**Assignment**
Here the requirement is to repeat every record exactly, in full.

[Task data Boundary: Start]

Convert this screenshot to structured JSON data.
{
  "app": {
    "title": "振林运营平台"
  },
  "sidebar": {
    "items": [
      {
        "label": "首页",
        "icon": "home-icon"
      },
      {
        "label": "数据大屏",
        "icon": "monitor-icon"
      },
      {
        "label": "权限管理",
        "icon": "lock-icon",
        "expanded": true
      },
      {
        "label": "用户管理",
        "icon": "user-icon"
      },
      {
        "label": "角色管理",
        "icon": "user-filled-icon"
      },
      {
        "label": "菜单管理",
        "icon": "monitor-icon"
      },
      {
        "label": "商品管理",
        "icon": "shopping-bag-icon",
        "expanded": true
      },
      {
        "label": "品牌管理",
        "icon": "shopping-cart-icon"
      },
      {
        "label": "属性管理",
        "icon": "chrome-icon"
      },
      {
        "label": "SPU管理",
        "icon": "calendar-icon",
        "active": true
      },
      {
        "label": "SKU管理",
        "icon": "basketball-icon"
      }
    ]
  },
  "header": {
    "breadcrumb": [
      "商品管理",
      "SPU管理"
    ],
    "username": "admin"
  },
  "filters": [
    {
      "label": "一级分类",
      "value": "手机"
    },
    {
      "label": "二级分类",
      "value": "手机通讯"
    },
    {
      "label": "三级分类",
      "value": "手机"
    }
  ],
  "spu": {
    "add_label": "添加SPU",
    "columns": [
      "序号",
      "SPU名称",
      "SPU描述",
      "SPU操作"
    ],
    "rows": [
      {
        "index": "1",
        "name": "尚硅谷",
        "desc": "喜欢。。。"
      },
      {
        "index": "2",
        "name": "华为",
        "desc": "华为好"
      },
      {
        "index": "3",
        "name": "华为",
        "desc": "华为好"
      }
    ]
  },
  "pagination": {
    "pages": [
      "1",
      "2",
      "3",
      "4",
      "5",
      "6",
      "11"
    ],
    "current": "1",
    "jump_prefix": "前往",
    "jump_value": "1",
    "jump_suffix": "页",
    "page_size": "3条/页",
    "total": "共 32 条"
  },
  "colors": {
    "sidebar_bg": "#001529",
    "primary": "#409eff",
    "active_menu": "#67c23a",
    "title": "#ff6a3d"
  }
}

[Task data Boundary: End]

**Answer to the exercise**
Convert this screenshot to structured JSON data.
{
  "app": {
    "title": "振林运营平台"
  },
  "sidebar": {
    "items": [
      {
        "label": "首页",
        "icon": "home-icon"
      },
      {
        "label": "数据大屏",
        "icon": "monitor-icon"
      },
      {
        "label": "权限管理",
        "icon": "lock-icon",
        "expanded": true
      },
      {
        "label": "用户管理",
        "icon": "user-icon"
      },
      {
        "label": "角色管理",
        "icon": "user-filled-icon"
      },
      {
        "label": "菜单管理",
        "icon": "monitor-icon"
      },
      {
        "label": "商品管理",
        "icon": "shopping-bag-icon",
        "expanded": true
      },
      {
        "label": "品牌管理",
        "icon": "shopping-cart-icon"
      },
      {
        "label": "属性管理",
        "icon": "chrome-icon"
      },
      {
        "label": "SPU管理",
        "icon": "calendar-icon",
        "active": true
      },
      {
        "label": "SKU管理",
        "icon": "basketball-icon"
      }
    ]
  },
  "header": {
    "breadcrumb": [
      "商品管理",
      "SPU管理"
    ],
    "username": "admin"
  },
  "filters": [
    {
      "label": "一级分类",
      "value": "手机"
    },
    {
      "label": "二级分类",
      "value": "手机通讯"
    },
    {
      "label": "三级分类",
      "value": "手机"
    }
  ],
  "spu": {
    "add_label": "添加SPU",
    "columns": [
      "序号",
      "SPU名称",
      "SPU描述",
      "SPU操作"
    ],
    "rows": [
      {
        "index": "1",
        "name": "尚硅谷",
        "desc": "喜欢。。。"
      },
      {
        "index": "2",
        "name": "华为",
        "desc": "华为好"
      },
      {
        "index": "3",
        "name": "华为",
        "desc": "华为好"
      }
    ]
  },
  "pagination": {
    "pages": [
      "1",
      "2",
      "3",
      "4",
      "5",
      "6",
      "11"
    ],
    "current": "1",
    "jump_prefix": "前往",
    "jump_value": "1",
    "jump_suffix": "页",
    "page_size": "3条/页",
    "total": "共 32 条"
  },
  "colors": {
    "sidebar_bg": "#001529",
    "primary": "#409eff",
    "active_menu": "#67c23a",
    "title": "#ff6a3d"
  }
}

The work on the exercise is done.